■ REQUIRED WORK: A verbatim copy of the whole listing is what is needed.

■ SUPPLIED DATA:
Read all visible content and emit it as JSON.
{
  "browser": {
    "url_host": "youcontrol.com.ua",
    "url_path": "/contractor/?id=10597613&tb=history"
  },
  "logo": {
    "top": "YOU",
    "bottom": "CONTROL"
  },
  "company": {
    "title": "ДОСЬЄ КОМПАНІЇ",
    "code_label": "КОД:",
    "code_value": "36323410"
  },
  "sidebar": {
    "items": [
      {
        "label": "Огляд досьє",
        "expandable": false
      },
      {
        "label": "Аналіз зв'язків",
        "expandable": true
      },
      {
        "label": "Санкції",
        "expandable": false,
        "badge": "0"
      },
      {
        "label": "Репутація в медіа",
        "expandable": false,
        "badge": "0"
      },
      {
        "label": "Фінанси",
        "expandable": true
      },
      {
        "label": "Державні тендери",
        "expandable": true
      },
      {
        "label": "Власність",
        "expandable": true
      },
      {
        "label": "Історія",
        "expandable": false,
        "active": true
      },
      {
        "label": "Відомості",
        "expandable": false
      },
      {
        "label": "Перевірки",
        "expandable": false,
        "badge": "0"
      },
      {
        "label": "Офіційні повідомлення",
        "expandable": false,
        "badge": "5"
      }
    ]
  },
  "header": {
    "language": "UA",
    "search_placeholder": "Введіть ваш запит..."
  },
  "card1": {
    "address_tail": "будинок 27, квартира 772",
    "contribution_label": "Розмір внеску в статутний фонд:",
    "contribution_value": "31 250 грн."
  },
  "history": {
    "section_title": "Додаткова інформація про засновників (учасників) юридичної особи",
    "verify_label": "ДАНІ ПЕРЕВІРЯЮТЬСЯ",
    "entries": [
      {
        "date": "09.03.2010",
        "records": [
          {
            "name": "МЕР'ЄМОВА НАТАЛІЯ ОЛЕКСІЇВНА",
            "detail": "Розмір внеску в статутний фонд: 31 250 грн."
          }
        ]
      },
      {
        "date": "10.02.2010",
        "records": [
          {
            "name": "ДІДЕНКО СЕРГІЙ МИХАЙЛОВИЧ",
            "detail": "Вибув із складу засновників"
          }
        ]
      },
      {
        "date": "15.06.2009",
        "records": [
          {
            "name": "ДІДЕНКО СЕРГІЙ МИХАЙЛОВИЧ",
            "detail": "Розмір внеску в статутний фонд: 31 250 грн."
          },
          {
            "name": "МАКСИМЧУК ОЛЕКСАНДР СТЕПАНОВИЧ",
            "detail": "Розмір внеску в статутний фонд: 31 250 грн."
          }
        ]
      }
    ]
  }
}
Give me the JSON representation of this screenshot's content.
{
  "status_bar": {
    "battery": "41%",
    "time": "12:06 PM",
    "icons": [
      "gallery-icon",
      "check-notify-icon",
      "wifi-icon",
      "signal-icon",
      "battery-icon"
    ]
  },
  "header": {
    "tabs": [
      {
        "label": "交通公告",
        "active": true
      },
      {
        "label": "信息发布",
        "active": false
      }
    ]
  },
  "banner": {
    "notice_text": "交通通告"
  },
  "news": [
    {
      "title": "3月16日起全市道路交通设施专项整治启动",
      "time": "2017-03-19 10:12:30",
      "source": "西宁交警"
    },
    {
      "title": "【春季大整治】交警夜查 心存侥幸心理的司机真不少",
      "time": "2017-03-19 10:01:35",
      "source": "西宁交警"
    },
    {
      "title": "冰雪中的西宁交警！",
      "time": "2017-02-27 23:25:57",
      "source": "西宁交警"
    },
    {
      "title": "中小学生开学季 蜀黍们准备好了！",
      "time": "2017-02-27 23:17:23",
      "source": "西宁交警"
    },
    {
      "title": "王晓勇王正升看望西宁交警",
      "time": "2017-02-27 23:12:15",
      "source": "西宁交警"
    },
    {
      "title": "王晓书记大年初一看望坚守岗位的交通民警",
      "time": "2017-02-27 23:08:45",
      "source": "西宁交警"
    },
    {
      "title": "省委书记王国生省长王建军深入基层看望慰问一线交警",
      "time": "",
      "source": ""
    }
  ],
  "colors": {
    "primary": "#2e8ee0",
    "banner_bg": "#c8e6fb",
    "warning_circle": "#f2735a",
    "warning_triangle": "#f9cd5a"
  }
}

■ OUTPUT:
Read all visible content and emit it as JSON.
{
  "browser": {
    "url_host": "youcontrol.com.ua",
    "url_path": "/contractor/?id=10597613&tb=history"
  },
  "logo": {
    "top": "YOU",
    "bottom": "CONTROL"
  },
  "company": {
    "title": "ДОСЬЄ КОМПАНІЇ",
    "code_label": "КОД:",
    "code_value": "36323410"
  },
  "sidebar": {
    "items": [
      {
        "label": "Огляд досьє",
        "expandable": false
      },
      {
        "label": "Аналіз зв'язків",
        "expandable": true
      },
      {
        "label": "Санкції",
        "expandable": false,
        "badge": "0"
      },
      {
        "label": "Репутація в медіа",
        "expandable": false,
        "badge": "0"
      },
      {
        "label": "Фінанси",
        "expandable": true
      },
      {
        "label": "Державні тендери",
        "expandable": true
      },
      {
        "label": "Власність",
        "expandable": true
      },
      {
        "label": "Історія",
        "expandable": false,
        "active": true
      },
      {
        "label": "Відомості",
        "expandable": false
      },
      {
        "label": "Перевірки",
        "expandable": false,
        "badge": "0"
      },
      {
        "label": "Офіційні повідомлення",
        "expandable": false,
        "badge": "5"
      }
    ]
  },
  "header": {
    "language": "UA",
    "search_placeholder": "Введіть ваш запит..."
  },
  "card1": {
    "address_tail": "будинок 27, квартира 772",
    "contribution_label": "Розмір внеску в статутний фонд:",
    "contribution_value": "31 250 грн."
  },
  "history": {
    "section_title": "Додаткова інформація про засновників (учасників) юридичної особи",
    "verify_label": "ДАНІ ПЕРЕВІРЯЮТЬСЯ",
    "entries": [
      {
        "date": "09.03.2010",
        "records": [
          {
            "name": "МЕР'ЄМОВА НАТАЛІЯ ОЛЕКСІЇВНА",
            "detail": "Розмір внеску в статутний фонд: 31 250 грн."
          }
        ]
      },
      {
        "date": "10.02.2010",
        "records": [
          {
            "name": "ДІДЕНКО СЕРГІЙ МИХАЙЛОВИЧ",
            "detail": "Вибув із складу засновників"
          }
        ]
      },
      {
        "date": "15.06.2009",
        "records": [
          {
            "name": "ДІДЕНКО СЕРГІЙ МИХАЙЛОВИЧ",
            "detail": "Розмір внеску в статутний фонд: 31 250 грн."
          },
          {
            "name": "МАКСИМЧУК ОЛЕКСАНДР СТЕПАНОВИЧ",
            "detail": "Розмір внеску в статутний фонд: 31 250 грн."
          }
        ]
      }
    ]
  }
}
Give me the JSON representation of this screenshot's content.
{
  "status_bar": {
    "battery": "41%",
    "time": "12:06 PM",
    "icons": [
      "gallery-icon",
      "check-notify-icon",
      "wifi-icon",
      "signal-icon",
      "battery-icon"
    ]
  },
  "header": {
    "tabs": [
      {
        "label": "交通公告",
        "active": true
      },
      {
        "label": "信息发布",
        "active": false
      }
    ]
  },
  "banner": {
    "notice_text": "交通通告"
  },
  "news": [
    {
      "title": "3月16日起全市道路交通设施专项整治启动",
      "time": "2017-03-19 10:12:30",
      "source": "西宁交警"
    },
    {
      "title": "【春季大整治】交警夜查 心存侥幸心理的司机真不少",
      "time": "2017-03-19 10:01:35",
      "source": "西宁交警"
    },
    {
      "title": "冰雪中的西宁交警！",
      "time": "2017-02-27 23:25:57",
      "source": "西宁交警"
    },
    {
      "title": "中小学生开学季 蜀黍们准备好了！",
      "time": "2017-02-27 23:17:23",
      "source": "西宁交警"
    },
    {
      "title": "王晓勇王正升看望西宁交警",
      "time": "2017-02-27 23:12:15",
      "source": "西宁交警"
    },
    {
      "title": "王晓书记大年初一看望坚守岗位的交通民警",
      "time": "2017-02-27 23:08:45",
      "source": "西宁交警"
    },
    {
      "title": "省委书记王国生省长王建军深入基层看望慰问一线交警",
      "time": "",
      "source": ""
    }
  ],
  "colors": {
    "primary": "#2e8ee0",
    "banner_bg": "#c8e6fb",
    "warning_circle": "#f2735a",
    "warning_triangle": "#f9cd5a"
  }
}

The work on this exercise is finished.